Data items:
================
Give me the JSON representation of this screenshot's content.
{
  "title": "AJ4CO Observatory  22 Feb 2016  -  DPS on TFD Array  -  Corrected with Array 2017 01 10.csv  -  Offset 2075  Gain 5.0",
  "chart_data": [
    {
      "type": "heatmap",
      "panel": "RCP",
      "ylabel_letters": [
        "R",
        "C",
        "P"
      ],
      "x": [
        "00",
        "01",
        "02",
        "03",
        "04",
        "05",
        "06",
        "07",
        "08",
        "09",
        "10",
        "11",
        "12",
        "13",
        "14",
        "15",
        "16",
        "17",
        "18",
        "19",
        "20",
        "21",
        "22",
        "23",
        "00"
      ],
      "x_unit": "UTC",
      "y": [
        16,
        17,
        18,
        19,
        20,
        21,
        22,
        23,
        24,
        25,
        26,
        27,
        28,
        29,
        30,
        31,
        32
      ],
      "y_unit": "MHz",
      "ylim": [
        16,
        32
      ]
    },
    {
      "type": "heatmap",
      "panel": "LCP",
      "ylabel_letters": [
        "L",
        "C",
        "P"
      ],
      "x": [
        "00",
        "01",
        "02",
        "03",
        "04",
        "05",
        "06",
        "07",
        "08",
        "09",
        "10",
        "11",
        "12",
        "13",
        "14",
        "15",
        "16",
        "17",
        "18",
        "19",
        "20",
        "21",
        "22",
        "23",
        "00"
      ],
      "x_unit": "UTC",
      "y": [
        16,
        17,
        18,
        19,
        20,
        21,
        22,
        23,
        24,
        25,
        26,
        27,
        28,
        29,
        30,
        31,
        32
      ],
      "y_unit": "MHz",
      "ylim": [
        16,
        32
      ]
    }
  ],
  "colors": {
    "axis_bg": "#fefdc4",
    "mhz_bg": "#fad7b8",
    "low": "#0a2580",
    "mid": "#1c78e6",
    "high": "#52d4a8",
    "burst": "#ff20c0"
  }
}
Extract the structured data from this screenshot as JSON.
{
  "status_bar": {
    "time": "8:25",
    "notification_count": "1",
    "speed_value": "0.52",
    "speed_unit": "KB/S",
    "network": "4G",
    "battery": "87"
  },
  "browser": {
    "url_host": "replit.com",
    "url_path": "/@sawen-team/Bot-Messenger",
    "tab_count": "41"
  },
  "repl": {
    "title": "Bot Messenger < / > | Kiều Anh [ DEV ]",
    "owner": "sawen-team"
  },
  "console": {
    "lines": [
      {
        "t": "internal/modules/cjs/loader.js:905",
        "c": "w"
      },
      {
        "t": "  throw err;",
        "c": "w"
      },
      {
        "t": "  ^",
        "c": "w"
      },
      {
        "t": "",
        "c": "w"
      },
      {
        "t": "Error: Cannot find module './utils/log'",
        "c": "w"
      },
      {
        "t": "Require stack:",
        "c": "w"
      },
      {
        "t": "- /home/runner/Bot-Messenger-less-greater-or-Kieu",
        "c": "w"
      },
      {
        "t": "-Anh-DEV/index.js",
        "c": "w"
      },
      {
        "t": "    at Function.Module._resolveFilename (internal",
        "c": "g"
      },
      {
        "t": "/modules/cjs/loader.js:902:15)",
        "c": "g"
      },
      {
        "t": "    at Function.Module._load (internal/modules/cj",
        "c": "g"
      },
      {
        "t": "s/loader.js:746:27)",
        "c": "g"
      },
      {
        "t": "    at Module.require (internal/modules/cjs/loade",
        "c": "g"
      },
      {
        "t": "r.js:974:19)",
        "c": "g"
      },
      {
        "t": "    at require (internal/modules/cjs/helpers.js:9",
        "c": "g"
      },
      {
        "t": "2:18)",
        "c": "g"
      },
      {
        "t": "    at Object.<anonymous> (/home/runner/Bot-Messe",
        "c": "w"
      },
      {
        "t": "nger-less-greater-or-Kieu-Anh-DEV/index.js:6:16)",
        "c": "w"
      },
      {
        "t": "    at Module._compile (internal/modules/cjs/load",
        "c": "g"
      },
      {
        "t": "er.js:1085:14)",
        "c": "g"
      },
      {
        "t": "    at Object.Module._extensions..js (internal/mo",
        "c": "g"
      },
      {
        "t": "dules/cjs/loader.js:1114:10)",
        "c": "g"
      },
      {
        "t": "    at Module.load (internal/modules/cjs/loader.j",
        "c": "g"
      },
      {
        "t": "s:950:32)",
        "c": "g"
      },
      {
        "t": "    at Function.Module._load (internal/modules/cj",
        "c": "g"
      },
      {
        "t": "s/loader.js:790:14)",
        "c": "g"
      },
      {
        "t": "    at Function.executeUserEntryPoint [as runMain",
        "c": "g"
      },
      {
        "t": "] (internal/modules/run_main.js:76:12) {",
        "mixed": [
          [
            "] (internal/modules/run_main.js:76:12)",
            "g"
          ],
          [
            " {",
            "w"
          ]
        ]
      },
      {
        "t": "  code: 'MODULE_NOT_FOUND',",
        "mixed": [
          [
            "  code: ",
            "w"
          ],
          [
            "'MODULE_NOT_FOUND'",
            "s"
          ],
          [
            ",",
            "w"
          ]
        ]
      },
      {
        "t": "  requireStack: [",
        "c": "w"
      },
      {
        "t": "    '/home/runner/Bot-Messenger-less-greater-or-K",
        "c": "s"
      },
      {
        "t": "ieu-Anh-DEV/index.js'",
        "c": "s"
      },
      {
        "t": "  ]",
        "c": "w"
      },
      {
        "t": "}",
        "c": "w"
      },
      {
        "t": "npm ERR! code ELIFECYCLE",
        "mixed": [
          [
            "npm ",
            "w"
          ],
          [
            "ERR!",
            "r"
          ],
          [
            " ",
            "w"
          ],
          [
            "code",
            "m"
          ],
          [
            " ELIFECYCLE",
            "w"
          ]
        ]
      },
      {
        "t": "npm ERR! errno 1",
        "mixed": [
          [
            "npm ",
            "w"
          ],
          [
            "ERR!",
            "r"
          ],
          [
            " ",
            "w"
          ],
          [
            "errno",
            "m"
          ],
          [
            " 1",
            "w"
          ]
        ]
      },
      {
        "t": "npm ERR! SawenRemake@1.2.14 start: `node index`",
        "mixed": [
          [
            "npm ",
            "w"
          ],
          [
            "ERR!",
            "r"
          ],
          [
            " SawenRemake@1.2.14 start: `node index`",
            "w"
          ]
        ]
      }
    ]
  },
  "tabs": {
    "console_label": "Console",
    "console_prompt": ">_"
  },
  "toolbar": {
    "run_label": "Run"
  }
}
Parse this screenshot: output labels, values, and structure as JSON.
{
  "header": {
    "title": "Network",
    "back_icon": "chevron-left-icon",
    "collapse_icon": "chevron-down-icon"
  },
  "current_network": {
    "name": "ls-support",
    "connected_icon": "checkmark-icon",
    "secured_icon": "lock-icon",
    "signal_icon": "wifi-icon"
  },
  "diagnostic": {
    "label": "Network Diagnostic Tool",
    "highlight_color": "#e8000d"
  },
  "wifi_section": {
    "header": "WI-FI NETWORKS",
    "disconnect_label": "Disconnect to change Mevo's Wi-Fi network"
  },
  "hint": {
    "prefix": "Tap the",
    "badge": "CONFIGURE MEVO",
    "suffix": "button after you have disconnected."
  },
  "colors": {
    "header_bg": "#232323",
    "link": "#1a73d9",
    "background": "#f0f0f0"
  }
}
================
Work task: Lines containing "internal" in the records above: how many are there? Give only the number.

Solution to the problem: 11